ASSIGNMENT: Print the records below exactly. Omit every picture.

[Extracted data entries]
╭──

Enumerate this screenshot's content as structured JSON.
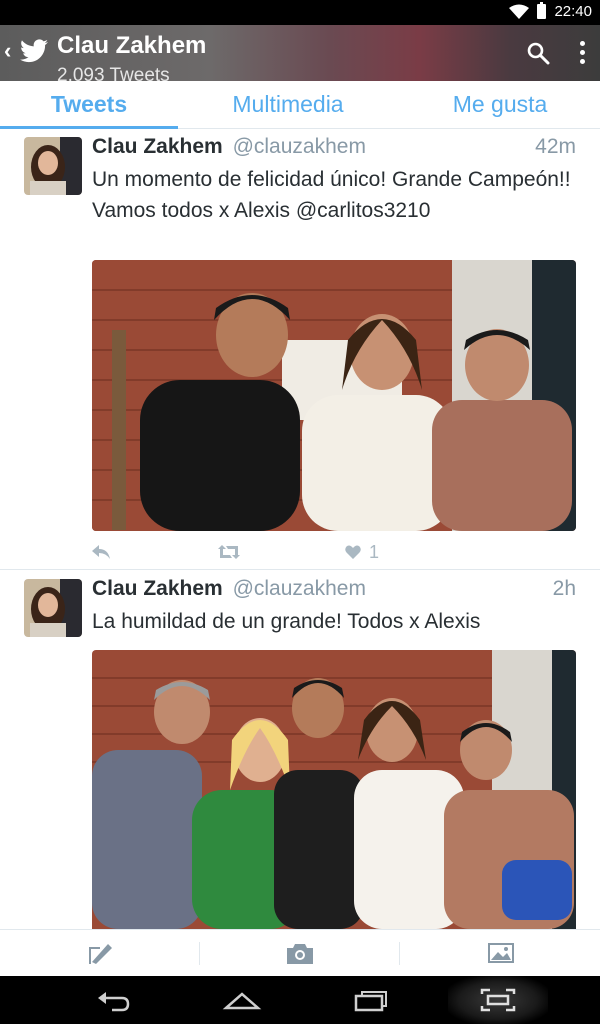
{
  "status_bar": {
    "time": "22:40",
    "icons": [
      "wifi-icon",
      "battery-icon"
    ]
  },
  "header": {
    "title": "Clau Zakhem",
    "subtitle": "2.093 Tweets",
    "icons": [
      "back-icon",
      "twitter-bird-icon",
      "search-icon",
      "overflow-menu-icon"
    ]
  },
  "tabs": [
    {
      "label": "Tweets",
      "active": true
    },
    {
      "label": "Multimedia",
      "active": false
    },
    {
      "label": "Me gusta",
      "active": false
    }
  ],
  "tweets": [
    {
      "name": "Clau Zakhem",
      "handle": "@clauzakhem",
      "time": "42m",
      "text": "Un momento de felicidad único! Grande Campeón!! Vamos todos x Alexis @carlitos3210",
      "like_count": "1"
    },
    {
      "name": "Clau Zakhem",
      "handle": "@clauzakhem",
      "time": "2h",
      "text": "La humildad de un grande! Todos x Alexis"
    }
  ],
  "compose_bar": {
    "icons": [
      "compose-icon",
      "camera-icon",
      "gallery-icon"
    ]
  },
  "nav_bar": {
    "icons": [
      "back-nav-icon",
      "home-nav-icon",
      "recents-nav-icon",
      "screenshot-nav-icon"
    ]
  },
  "colors": {
    "accent": "#55acee",
    "text": "#292f33",
    "muted": "#8899a6",
    "divider": "#e1e8ed"
  }
}
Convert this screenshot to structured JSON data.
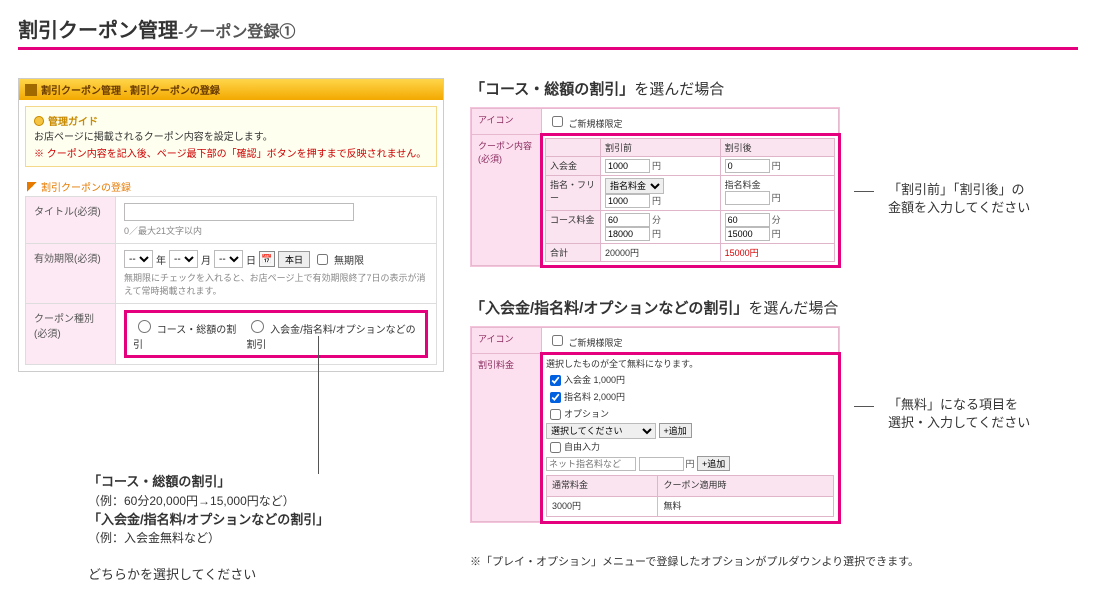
{
  "title_main": "割引クーポン管理",
  "title_sub": "-クーポン登録①",
  "admin": {
    "header": "割引クーポン管理 - 割引クーポンの登録",
    "guide_title": "管理ガイド",
    "guide_line1": "お店ページに掲載されるクーポン内容を設定します。",
    "guide_line2": "※ クーポン内容を記入後、ページ最下部の「確認」ボタンを押すまで反映されません。",
    "section_title": "割引クーポンの登録",
    "row_title": "タイトル(必須)",
    "title_counter": "0／最大21文字以内",
    "row_expire": "有効期限(必須)",
    "year_unit": "年",
    "month_unit": "月",
    "day_unit": "日",
    "btn_today": "本日",
    "chk_noexpire": "無期限",
    "expire_note": "無期限にチェックを入れると、お店ページ上で有効期限終了7日の表示が消えて常時掲載されます。",
    "row_type": "クーポン種別(必須)",
    "type_opt1": "コース・総額の割引",
    "type_opt2": "入会金/指名料/オプションなどの割引"
  },
  "left_annot": {
    "head1": "「コース・総額の割引」",
    "ex1": "（例：60分20,000円→15,000円など）",
    "head2": "「入会金/指名料/オプションなどの割引」",
    "ex2": "（例：入会金無料など）",
    "pick": "どちらかを選択してください"
  },
  "case1": {
    "title_b": "「コース・総額の割引」",
    "title_rest": "を選んだ場合",
    "lab_icon": "アイコン",
    "chk_limit": "ご新規様限定",
    "lab_content": "クーポン内容(必須)",
    "col_before": "割引前",
    "col_after": "割引後",
    "row_admission": "入会金",
    "row_nominate": "指名・フリー",
    "nominate_sel": "指名料金",
    "nominate_after_label": "指名料金",
    "row_course": "コース料金",
    "row_total": "合計",
    "yen": "円",
    "min": "分",
    "v_adm_before": "1000",
    "v_adm_after": "0",
    "v_nom_before": "1000",
    "v_nom_after": "",
    "v_course_min_before": "60",
    "v_course_min_after": "60",
    "v_course_yen_before": "18000",
    "v_course_yen_after": "15000",
    "v_total_before": "20000円",
    "v_total_after": "15000円",
    "note_l1": "「割引前」「割引後」の",
    "note_l2": "金額を入力してください"
  },
  "case2": {
    "title_b": "「入会金/指名料/オプションなどの割引」",
    "title_rest": "を選んだ場合",
    "lab_icon": "アイコン",
    "chk_limit": "ご新規様限定",
    "lab_content": "割引料金",
    "lead": "選択したものが全て無料になります。",
    "chk_adm": "入会金 1,000円",
    "chk_nom": "指名料 2,000円",
    "chk_opt": "オプション",
    "opt_placeholder": "選択してください",
    "btn_add": "+追加",
    "chk_free": "自由入力",
    "free_placeholder": "ネット指名料など",
    "yen": "円",
    "sum_norm_h": "通常料金",
    "sum_apply_h": "クーポン適用時",
    "sum_norm_v": "3000円",
    "sum_apply_v": "無料",
    "note_l1": "「無料」になる項目を",
    "note_l2": "選択・入力してください",
    "footnote": "※「プレイ・オプション」メニューで登録したオプションがプルダウンより選択できます。"
  }
}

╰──

PROBLEM SOLUTION:
Enumerate this screenshot's content as structured JSON.
{
  "status_bar": {
    "time": "22:40",
    "icons": [
      "wifi-icon",
      "battery-icon"
    ]
  },
  "header": {
    "title": "Clau Zakhem",
    "subtitle": "2.093 Tweets",
    "icons": [
      "back-icon",
      "twitter-bird-icon",
      "search-icon",
      "overflow-menu-icon"
    ]
  },
  "tabs": [
    {
      "label": "Tweets",
      "active": true
    },
    {
      "label": "Multimedia",
      "active": false
    },
    {
      "label": "Me gusta",
      "active": false
    }
  ],
  "tweets": [
    {
      "name": "Clau Zakhem",
      "handle": "@clauzakhem",
      "time": "42m",
      "text": "Un momento de felicidad único! Grande Campeón!! Vamos todos x Alexis @carlitos3210",
      "like_count": "1"
    },
    {
      "name": "Clau Zakhem",
      "handle": "@clauzakhem",
      "time": "2h",
      "text": "La humildad de un grande! Todos x Alexis"
    }
  ],
  "compose_bar": {
    "icons": [
      "compose-icon",
      "camera-icon",
      "gallery-icon"
    ]
  },
  "nav_bar": {
    "icons": [
      "back-nav-icon",
      "home-nav-icon",
      "recents-nav-icon",
      "screenshot-nav-icon"
    ]
  },
  "colors": {
    "accent": "#55acee",
    "text": "#292f33",
    "muted": "#8899a6",
    "divider": "#e1e8ed"
  }
}
Convert this screenshot to structured JSON data.
{
  "title_main": "割引クーポン管理",
  "title_sub": "-クーポン登録①",
  "admin": {
    "header": "割引クーポン管理 - 割引クーポンの登録",
    "guide_title": "管理ガイド",
    "guide_line1": "お店ページに掲載されるクーポン内容を設定します。",
    "guide_line2": "※ クーポン内容を記入後、ページ最下部の「確認」ボタンを押すまで反映されません。",
    "section_title": "割引クーポンの登録",
    "row_title": "タイトル(必須)",
    "title_counter": "0／最大21文字以内",
    "row_expire": "有効期限(必須)",
    "year_unit": "年",
    "month_unit": "月",
    "day_unit": "日",
    "btn_today": "本日",
    "chk_noexpire": "無期限",
    "expire_note": "無期限にチェックを入れると、お店ページ上で有効期限終了7日の表示が消えて常時掲載されます。",
    "row_type": "クーポン種別(必須)",
    "type_opt1": "コース・総額の割引",
    "type_opt2": "入会金/指名料/オプションなどの割引"
  },
  "left_annot": {
    "head1": "「コース・総額の割引」",
    "ex1": "（例：60分20,000円→15,000円など）",
    "head2": "「入会金/指名料/オプションなどの割引」",
    "ex2": "（例：入会金無料など）",
    "pick": "どちらかを選択してください"
  },
  "case1": {
    "title_b": "「コース・総額の割引」",
    "title_rest": "を選んだ場合",
    "lab_icon": "アイコン",
    "chk_limit": "ご新規様限定",
    "lab_content": "クーポン内容(必須)",
    "col_before": "割引前",
    "col_after": "割引後",
    "row_admission": "入会金",
    "row_nominate": "指名・フリー",
    "nominate_sel": "指名料金",
    "nominate_after_label": "指名料金",
    "row_course": "コース料金",
    "row_total": "合計",
    "yen": "円",
    "min": "分",
    "v_adm_before": "1000",
    "v_adm_after": "0",
    "v_nom_before": "1000",
    "v_nom_after": "",
    "v_course_min_before": "60",
    "v_course_min_after": "60",
    "v_course_yen_before": "18000",
    "v_course_yen_after": "15000",
    "v_total_before": "20000円",
    "v_total_after": "15000円",
    "note_l1": "「割引前」「割引後」の",
    "note_l2": "金額を入力してください"
  },
  "case2": {
    "title_b": "「入会金/指名料/オプションなどの割引」",
    "title_rest": "を選んだ場合",
    "lab_icon": "アイコン",
    "chk_limit": "ご新規様限定",
    "lab_content": "割引料金",
    "lead": "選択したものが全て無料になります。",
    "chk_adm": "入会金 1,000円",
    "chk_nom": "指名料 2,000円",
    "chk_opt": "オプション",
    "opt_placeholder": "選択してください",
    "btn_add": "+追加",
    "chk_free": "自由入力",
    "free_placeholder": "ネット指名料など",
    "yen": "円",
    "sum_norm_h": "通常料金",
    "sum_apply_h": "クーポン適用時",
    "sum_norm_v": "3000円",
    "sum_apply_v": "無料",
    "note_l1": "「無料」になる項目を",
    "note_l2": "選択・入力してください",
    "footnote": "※「プレイ・オプション」メニューで登録したオプションがプルダウンより選択できます。"
  }
}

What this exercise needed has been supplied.